This book revolves around Curb-Larry, the character that the real Larry David plays on HBO’s popular television series: his outlook on life, his unusual ways of interacting with people, his inability or unwillingness to conform to the world. Many of the chapters discuss ethical and existential issues, such as whether Larry is a “bad apple.”
Larry doesn’t ask questions about free will, or wonder whether the world outside our minds really exists because he’s more like Socrates than Descartes. He tells bitter truths about how we live our lives. There's something heroic about Larry's independence from social conventions, and something tragic about his tendency to hurt people with his frankness. It's hard not to ask, should we curb our enthusiasm?
I’m a survivor! COLBY: I’m a survivor! SOLLY: I’m a survivor! COLBY: I’m a survivor! —“The Survivor” (Season Four, Episode 9) Sweded: To be tricked by a Swedish lawyer whose scam is to convince you he is Jewish, because he knows you believe the stereotype that Jewish lawyers are the best. LARRY: I got Sweded. . . . So did you know Berg was a Swede? . . . He’s so devious. —“The Divorce” (Season Eight, Episode 1) Switzerland: Have you heard of Switzerland? It’s a country in Europe and they
the harder to enjoy it while it lasts.”3 Time truly is of the essence, and control over as much as possible needs to be given back to us. The problem today is that our so-called “free time” is simply not free enough. Leisure time is contaminated by its latent connection to work. Think of work and leisure as raisins and cashews. Suppose that, like Jeff and Larry, we love cashews but we’re not so crazy about raisins. When cashews are all that we really want, we can accept a few raisins here and
ourselves quite a task. (Larry David 1, Civility 0.) Let’s try at least to even the score. The crux of our position is that despite compelling arguments to the contrary, the fact that people just don’t do certain things is often a good reason to not do those things ourselves. And we believe this for two reasons. The first reason is that although rules of civility are not themselves moral rules—there’s nothing immoral per se about declining Susie’s invitation to tour her new home or not singing
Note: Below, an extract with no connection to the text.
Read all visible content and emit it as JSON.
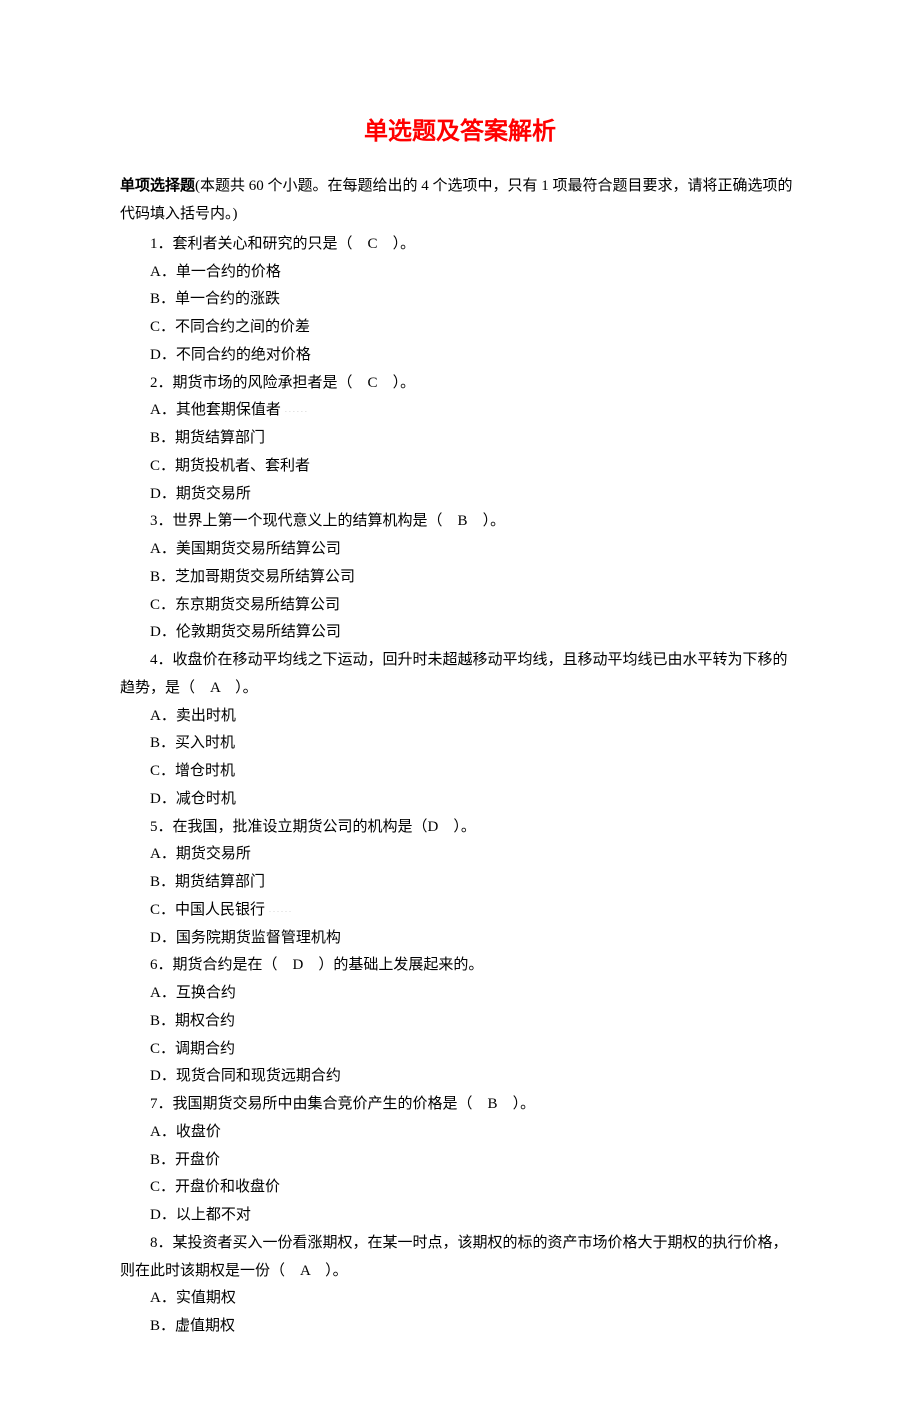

When he is caught, he seems to be forgiven quickly. This narcissism may appear ideal in the successful womanizing philanderer, but it also has its corollary in psychoanalytic diagnosis and contemporary critiques of masculinity. Neurotic anxiety was caused by the internalization of fears thought to originate in the Oedipal complex, but Freudian descriptions of narcissistic development focus on the relationship of mother-infant relations. All infants have what Freud characterized as primary
But we really do live in a world where we’re mutually dependent on others. If we alienate and manipulate those others, we isolate ourselves, which inhibits our own growth as human beings. You Four-Eyed F@ck and You Fat Piece of Sh*t! JEFF: You never congratulated me on my new car. LARRY: What, are you kidding? JEFF: No, I’m not kidding. I was pretty hurt by it. LARRY: I never congratulated your new car? JEFF: I was hurt by it. —“AAMCO,” Season One If Larry’s neurosis was caused by